In the U.S., hip hop today has a market share - that is, streaming volumes, record sales, and song downloads-just over 27 percent. In 2021 it was 29 percent, while the previous year it reached 30 percent. In 2022 in Billboard magazine's weekly chart only ten hip-hop records were in the first position. In 2021 there were 15, while the year before and in 2019 there were 17. Hip-hop albums this year stayed in the first position for 11 weeks overall - half as long as they stayed there two years ago. This trend-which can also be seen in charting singles in the U.S. market is proving to be more stable than expected and is thought to be mainly due to the success of other genres and the new audience for streaming music.

The international rise of artists such as Bad Bunny and Rosalía, categorized as "Latin music" because they sing in Spanish, is judged by industry insiders to be one of the possible reasons for hip hop's slight decline. The widening audience in the United States that listens to streaming music is also becoming an issue: more older people and more non-native English speakers are now part of it than in the past. Hip-hop was among the first genres to adapt to the digital market and the new means of distributing and listening to music, which has long given it an advantage in terms of market share in the streaming industry, but in the past two years, this gap has narrowed.

The Wall Street Journal adds other secondary factors that have contributed to its recent contraction, such as the absence of new big names, the lack of innovation by more established musicians, and the death of promising artists such as Juice WRLD, Pop Smoke, and XXXTentacion. More generally, the hypotheses made to explain this trend help to understand the fluid state of the contemporary music market. According to some analysts, the slight decline in hip hop's popularity would be partly related to a broader slowdown in U.S. record industry revenue growth, compared to 2021. In addition, it should not be underestimated that in today's entertainment market, video games and platforms such as TikTok are also increasingly competing: it is becoming more difficult for new music to emerge within such a cross-cultural and heterogeneous offering.

One of the signs that the decline in the hip-hop market may be set to last is that other music genres, such as pop and rock, have not changed as much in recent years, in terms of market share, and the most significant changes have always been upward.
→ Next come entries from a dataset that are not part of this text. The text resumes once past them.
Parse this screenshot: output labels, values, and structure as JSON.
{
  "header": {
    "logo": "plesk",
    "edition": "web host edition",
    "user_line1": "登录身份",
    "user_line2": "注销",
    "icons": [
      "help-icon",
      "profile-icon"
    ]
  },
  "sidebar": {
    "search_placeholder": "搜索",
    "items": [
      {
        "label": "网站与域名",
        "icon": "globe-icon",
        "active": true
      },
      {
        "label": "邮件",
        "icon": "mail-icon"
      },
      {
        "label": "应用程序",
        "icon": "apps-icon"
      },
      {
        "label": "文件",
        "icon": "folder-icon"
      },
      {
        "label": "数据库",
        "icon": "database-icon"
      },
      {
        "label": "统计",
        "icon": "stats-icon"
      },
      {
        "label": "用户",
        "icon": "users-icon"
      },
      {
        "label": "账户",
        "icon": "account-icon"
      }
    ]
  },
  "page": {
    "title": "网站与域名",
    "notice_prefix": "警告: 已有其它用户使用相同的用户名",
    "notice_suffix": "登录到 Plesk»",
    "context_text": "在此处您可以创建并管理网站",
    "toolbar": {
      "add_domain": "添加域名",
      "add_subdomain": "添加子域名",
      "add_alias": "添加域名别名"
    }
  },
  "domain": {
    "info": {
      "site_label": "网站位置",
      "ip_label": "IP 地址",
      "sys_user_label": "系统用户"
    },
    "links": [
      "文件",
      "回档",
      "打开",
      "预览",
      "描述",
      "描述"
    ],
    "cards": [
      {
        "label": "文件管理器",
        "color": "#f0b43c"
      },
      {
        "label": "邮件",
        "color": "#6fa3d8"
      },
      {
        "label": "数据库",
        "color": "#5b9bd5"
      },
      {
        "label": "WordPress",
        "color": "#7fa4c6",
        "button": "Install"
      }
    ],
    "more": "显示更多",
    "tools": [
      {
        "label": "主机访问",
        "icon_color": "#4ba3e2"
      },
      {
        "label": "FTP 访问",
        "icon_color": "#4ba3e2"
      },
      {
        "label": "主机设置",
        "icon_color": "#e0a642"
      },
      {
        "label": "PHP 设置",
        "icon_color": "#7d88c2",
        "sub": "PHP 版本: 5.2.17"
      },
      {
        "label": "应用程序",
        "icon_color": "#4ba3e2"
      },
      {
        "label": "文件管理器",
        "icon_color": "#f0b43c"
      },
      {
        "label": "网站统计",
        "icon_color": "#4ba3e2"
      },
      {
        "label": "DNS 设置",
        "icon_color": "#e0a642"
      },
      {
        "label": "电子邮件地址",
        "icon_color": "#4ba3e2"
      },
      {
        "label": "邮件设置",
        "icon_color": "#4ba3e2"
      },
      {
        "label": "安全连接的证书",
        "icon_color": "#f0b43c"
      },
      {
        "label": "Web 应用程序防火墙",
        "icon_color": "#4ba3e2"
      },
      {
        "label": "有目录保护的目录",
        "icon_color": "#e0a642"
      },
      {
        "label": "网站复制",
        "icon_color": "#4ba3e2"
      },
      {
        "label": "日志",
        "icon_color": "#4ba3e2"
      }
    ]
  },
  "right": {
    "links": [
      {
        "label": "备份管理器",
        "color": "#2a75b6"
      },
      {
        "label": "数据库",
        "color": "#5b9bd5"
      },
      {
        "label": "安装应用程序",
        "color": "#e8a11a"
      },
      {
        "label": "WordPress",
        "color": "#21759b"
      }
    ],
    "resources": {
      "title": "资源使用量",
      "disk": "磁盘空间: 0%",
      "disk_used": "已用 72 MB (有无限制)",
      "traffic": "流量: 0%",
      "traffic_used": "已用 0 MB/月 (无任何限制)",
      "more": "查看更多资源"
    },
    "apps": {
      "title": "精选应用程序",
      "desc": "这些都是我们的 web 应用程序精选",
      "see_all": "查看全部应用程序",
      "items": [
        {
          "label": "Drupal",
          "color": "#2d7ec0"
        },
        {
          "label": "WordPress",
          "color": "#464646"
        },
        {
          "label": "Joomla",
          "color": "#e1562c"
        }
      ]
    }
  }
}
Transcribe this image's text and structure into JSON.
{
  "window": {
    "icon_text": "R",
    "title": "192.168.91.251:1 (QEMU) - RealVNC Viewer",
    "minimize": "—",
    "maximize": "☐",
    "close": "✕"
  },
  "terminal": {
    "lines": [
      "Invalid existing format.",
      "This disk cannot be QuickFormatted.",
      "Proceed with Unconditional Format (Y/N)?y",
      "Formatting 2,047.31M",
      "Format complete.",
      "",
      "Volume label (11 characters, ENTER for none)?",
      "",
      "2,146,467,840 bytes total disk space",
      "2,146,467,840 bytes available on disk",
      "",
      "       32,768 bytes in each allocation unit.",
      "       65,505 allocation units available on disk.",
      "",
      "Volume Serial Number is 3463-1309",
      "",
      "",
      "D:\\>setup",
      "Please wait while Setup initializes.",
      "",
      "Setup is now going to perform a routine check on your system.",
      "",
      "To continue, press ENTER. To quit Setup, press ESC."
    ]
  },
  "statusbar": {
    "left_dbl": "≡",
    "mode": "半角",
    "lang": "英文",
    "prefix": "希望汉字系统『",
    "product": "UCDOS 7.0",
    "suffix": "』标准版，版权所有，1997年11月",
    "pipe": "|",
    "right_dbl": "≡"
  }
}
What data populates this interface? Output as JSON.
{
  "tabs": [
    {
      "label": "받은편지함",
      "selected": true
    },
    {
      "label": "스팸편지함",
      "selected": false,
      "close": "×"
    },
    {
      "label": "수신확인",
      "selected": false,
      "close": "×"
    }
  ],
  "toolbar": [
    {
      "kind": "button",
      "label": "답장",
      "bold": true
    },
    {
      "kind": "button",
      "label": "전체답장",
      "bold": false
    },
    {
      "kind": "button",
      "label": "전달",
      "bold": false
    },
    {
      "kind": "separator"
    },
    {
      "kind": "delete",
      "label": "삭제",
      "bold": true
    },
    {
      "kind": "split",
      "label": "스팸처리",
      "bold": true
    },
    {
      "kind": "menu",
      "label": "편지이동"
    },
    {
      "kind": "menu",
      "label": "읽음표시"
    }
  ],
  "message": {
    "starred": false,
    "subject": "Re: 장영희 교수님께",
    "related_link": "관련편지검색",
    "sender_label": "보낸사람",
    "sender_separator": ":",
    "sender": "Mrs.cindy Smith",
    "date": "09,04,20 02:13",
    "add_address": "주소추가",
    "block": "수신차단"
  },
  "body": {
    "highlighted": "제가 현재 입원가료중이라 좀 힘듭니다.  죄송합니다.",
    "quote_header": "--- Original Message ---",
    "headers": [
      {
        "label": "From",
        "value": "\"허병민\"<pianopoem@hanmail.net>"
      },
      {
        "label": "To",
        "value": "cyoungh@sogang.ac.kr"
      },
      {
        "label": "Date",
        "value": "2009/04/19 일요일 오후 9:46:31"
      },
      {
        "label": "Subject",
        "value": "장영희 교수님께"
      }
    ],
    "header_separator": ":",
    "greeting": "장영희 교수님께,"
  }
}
The same contraction has occurred with R&B, one of the genres most influenced by hip-hop and historically associated with it. In other contexts, including Italy, hip-hop and its respective subgenres (such as trap), on the other hand, remain the most popular by far, especially among the very young who often today approach music from this very starting point. The diminished dominance, compared to the recent past, that hip hop has in the United States while remaining a super-listened-to genre, may predict a problem that in the coming years will also involve the music industries of other countries, especially in Europe.

This trend could be mitigated if in the immediate future the most famous and influential artists in the industry release new records-such as Travis Scott, SZA, Frank Ocean, and Rihanna. The latter has been one of the most successful artists of the past two decades, and between 2005 and 2012 she made practically one album a year; since 2016, when Anti came out, her releases and live performances, however, have virtually stopped. The case of Rihanna (she will still perform at the 2023 Superbowl) confirms a more general trend, which is in some ways reflected today in the declining popularity of hip hop. The most famous of contemporary singers, musicians, and rappers have for years been in the habit of releasing far fewer records than they used to, or at any rate not as breaking, devoting themselves mainly to parallel activities - such as fashion, television, social, or film. For some major artists, finally, it is almost no longer worthwhile to tour, especially if international: the risks still associated with Covid and rising inflation make the possibility of going over budget concrete (Arlo Parks recently canceled his tour for these reasons), to the detriment of new generations of possible users.